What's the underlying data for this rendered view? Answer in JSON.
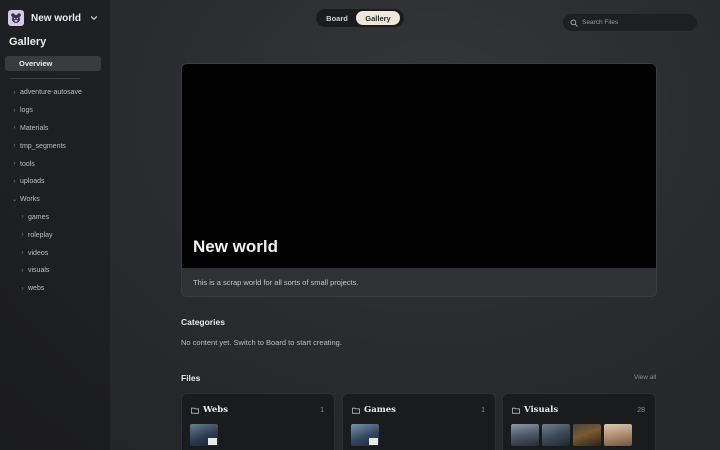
{
  "world": {
    "title": "New world",
    "logo_icon": "bear-icon"
  },
  "sidebar": {
    "heading": "Gallery",
    "overview_label": "Overview",
    "items": [
      {
        "label": "adventure-autosave",
        "level": 0
      },
      {
        "label": "logs",
        "level": 0
      },
      {
        "label": "Materials",
        "level": 0
      },
      {
        "label": "tmp_segments",
        "level": 0
      },
      {
        "label": "tools",
        "level": 0
      },
      {
        "label": "uploads",
        "level": 0
      },
      {
        "label": "Works",
        "level": 0,
        "expanded": true
      },
      {
        "label": "games",
        "level": 1
      },
      {
        "label": "roleplay",
        "level": 1
      },
      {
        "label": "videos",
        "level": 1
      },
      {
        "label": "visuals",
        "level": 1
      },
      {
        "label": "webs",
        "level": 1
      }
    ]
  },
  "view_toggle": {
    "board_label": "Board",
    "gallery_label": "Gallery",
    "active": "Gallery"
  },
  "search": {
    "placeholder": "Search Files",
    "value": ""
  },
  "hero": {
    "title": "New world",
    "description": "This is a scrap world for all sorts of small projects."
  },
  "categories": {
    "heading": "Categories",
    "empty_text": "No content yet. Switch to Board to start creating."
  },
  "files": {
    "heading": "Files",
    "view_all_label": "View all",
    "cards": [
      {
        "name": "Webs",
        "count": "1",
        "thumbs": 1
      },
      {
        "name": "Games",
        "count": "1",
        "thumbs": 1
      },
      {
        "name": "Visuals",
        "count": "28",
        "thumbs": 4
      }
    ]
  },
  "colors": {
    "background": "#2a2c2f",
    "sidebar_active": "#3a3b3e",
    "toggle_active": "#efe7d8",
    "card": "#1a1b1d"
  }
}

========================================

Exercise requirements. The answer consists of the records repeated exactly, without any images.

Answer section.
What's the underlying data for this rendered view? Answer in JSON.
{
  "world": {
    "title": "New world",
    "logo_icon": "bear-icon"
  },
  "sidebar": {
    "heading": "Gallery",
    "overview_label": "Overview",
    "items": [
      {
        "label": "adventure-autosave",
        "level": 0
      },
      {
        "label": "logs",
        "level": 0
      },
      {
        "label": "Materials",
        "level": 0
      },
      {
        "label": "tmp_segments",
        "level": 0
      },
      {
        "label": "tools",
        "level": 0
      },
      {
        "label": "uploads",
        "level": 0
      },
      {
        "label": "Works",
        "level": 0,
        "expanded": true
      },
      {
        "label": "games",
        "level": 1
      },
      {
        "label": "roleplay",
        "level": 1
      },
      {
        "label": "videos",
        "level": 1
      },
      {
        "label": "visuals",
        "level": 1
      },
      {
        "label": "webs",
        "level": 1
      }
    ]
  },
  "view_toggle": {
    "board_label": "Board",
    "gallery_label": "Gallery",
    "active": "Gallery"
  },
  "search": {
    "placeholder": "Search Files",
    "value": ""
  },
  "hero": {
    "title": "New world",
    "description": "This is a scrap world for all sorts of small projects."
  },
  "categories": {
    "heading": "Categories",
    "empty_text": "No content yet. Switch to Board to start creating."
  },
  "files": {
    "heading": "Files",
    "view_all_label": "View all",
    "cards": [
      {
        "name": "Webs",
        "count": "1",
        "thumbs": 1
      },
      {
        "name": "Games",
        "count": "1",
        "thumbs": 1
      },
      {
        "name": "Visuals",
        "count": "28",
        "thumbs": 4
      }
    ]
  },
  "colors": {
    "background": "#2a2c2f",
    "sidebar_active": "#3a3b3e",
    "toggle_active": "#efe7d8",
    "card": "#1a1b1d"
  }
}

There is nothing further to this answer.